by Dick Kerekes
Gainesville’s Hippodrome Theatre opened its first play of 2010 in its 37th season, with Sarah Ruhl’s clever and funny Dead Man’s Cell Phone. It will be on the stage at their downtown theatre until January 31st. Hippodrome reservations and tickets at (352) 375-4477 and thehipp.org.
Sarah Ruhl is one of America’s hottest playwrights at this time. She was a Pulitzer Prize finalist in 2005 with her play The Clean House, a comedy about a doctor who could not convince her Brazilian maid to clean her house. Dead Man’s Cell Phone, premiered in Washington DC in 2007, in New York in 2008 and was produced at the Oregon Shakespeare Festival in 2009. This past November, her play The Vibrator opened in New York! To call Ruhl bold, would be an understatement as you will learn when you see this play.
Choosing the cell phone as subject matter for a play could be called good marketing since 88 percent of the people in America use cell phones!! That is right 88 out of every 100 people you know use one. It is certainly an interesting instrument, no doubt responsible for making a living for many sales people. With so many new features now, like photography and text messages, they can be a lot of fun, but also get people into a whole lot of trouble. (Ask a certain golf professional about that voice-mail feature.)

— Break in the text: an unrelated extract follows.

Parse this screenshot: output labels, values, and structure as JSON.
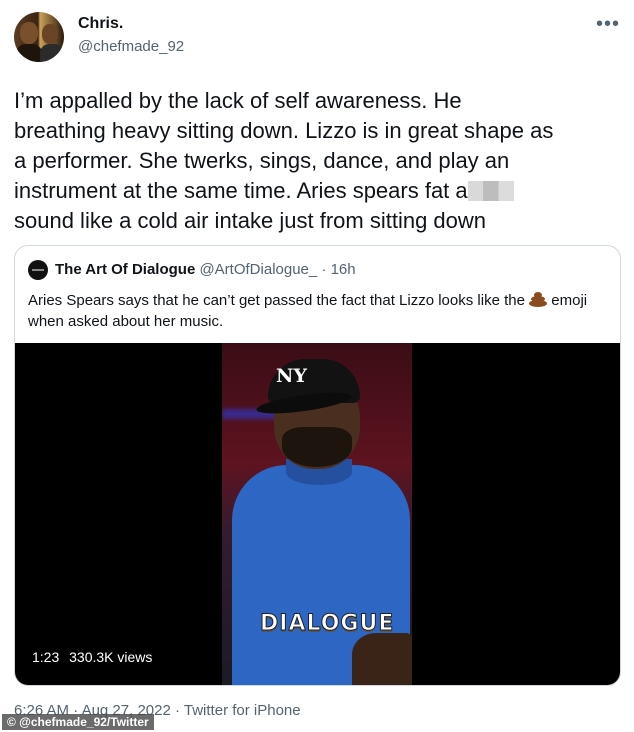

This satire starts out easy enough. A woman in her 30s, named Jean (Nichole Hamilton) is finishing her lunch at a restaurant, when she notices and becomes irritated that the man at the next table is refusing to answer his ringing cell phone. She walks over and answers it and then realizes that the man is not impolite or asleep but dead. She calls 911 and continues to answering the phone without telling the callers what has happened, just saying “I’ll take a message.” After answering a number of calls Jean feels close to the dead man, Gordon, though they never met in the past.
Jean becomes enmeshed with the people in this former man’s life that include: his boozing & beef eating Mother (Sara Morsey), his younger meek and unappreciated brother Dwight (Matthew Lindsay), his frank and figure skating ex wife Hermia (Jessica Ires Morris) and his sexy and mysterious mistress (Teniece Divya Johnson). By the end of Act one, everyone thinks Jean has been a part of Gordon’s life, either as a lover, a co-worker or just a close friend.
In Act two, this play becomes what I would call a modern example of the theatre of the absurd. It opens with Gordon, the dead guy, coming back from the hereafter to talk to the audience and explain a great deal about his life and how he died. Tim Altmeyer is wonderful and truly funny in this role, and he adds yet another outstanding performance to his already long and impressive Hippodrome resume. He gives us some tips on life after death. For example, you will be wearing the same clothing you die in for the rest of eternity, so going naked for a weekly trip to the laundromat is unnecessary. (I did mention that this is a comedy, didn’t I?)
So many bizzare things happen in the last 45 minutes of this show, I could not begin to try to sort them out. Jean gets romantically involved with Dwight. The mistress and Jean begin to run what was Gordon’s somewhat evil business, the nature of which I will let you discover when you see the play.
Hippodrome’s long time Artistic Director Lauren Caldwell, has done her usually excellent job of casting, and the acting by all the cast is superb. Kent Barrett, as Scenic Designer, is making his Hippodrome debut with this show, and his very modern but minimalistic cafe is striking, especially with the evocative lighting by Lighting Designer Robert Robins. Costume Designer Marilyn Wall’s creations for the ladies have a lot of eye appeal and very much bring out the individual personalities of each.
The advertising for Dead Man’s Cell Phone, compares it to The Twilight Zone, and as a big fan of that 50’s series, I have to agree. It may leave you bit perplexed at the end, but it is a fast paced show and you never lose interest in the 90 minutes of action (in two acts).
The Hippodrome has become a big fan of Sarah Ruhl’s work, since presenting her Eurydice last season. I would bet that Ruhl’s latest play The Vibrator will be at the Hipp as soon as it becomes available. I will let you use your imagination what it is about. Right now, don’t miss the unusual and truly interesting theatre experience that Dead Man’s Cell Phone promises and delivers. P.S. Please leave you cell phones in your car!
DEAD MAN'S CELL PHONE
by Dick Kerekes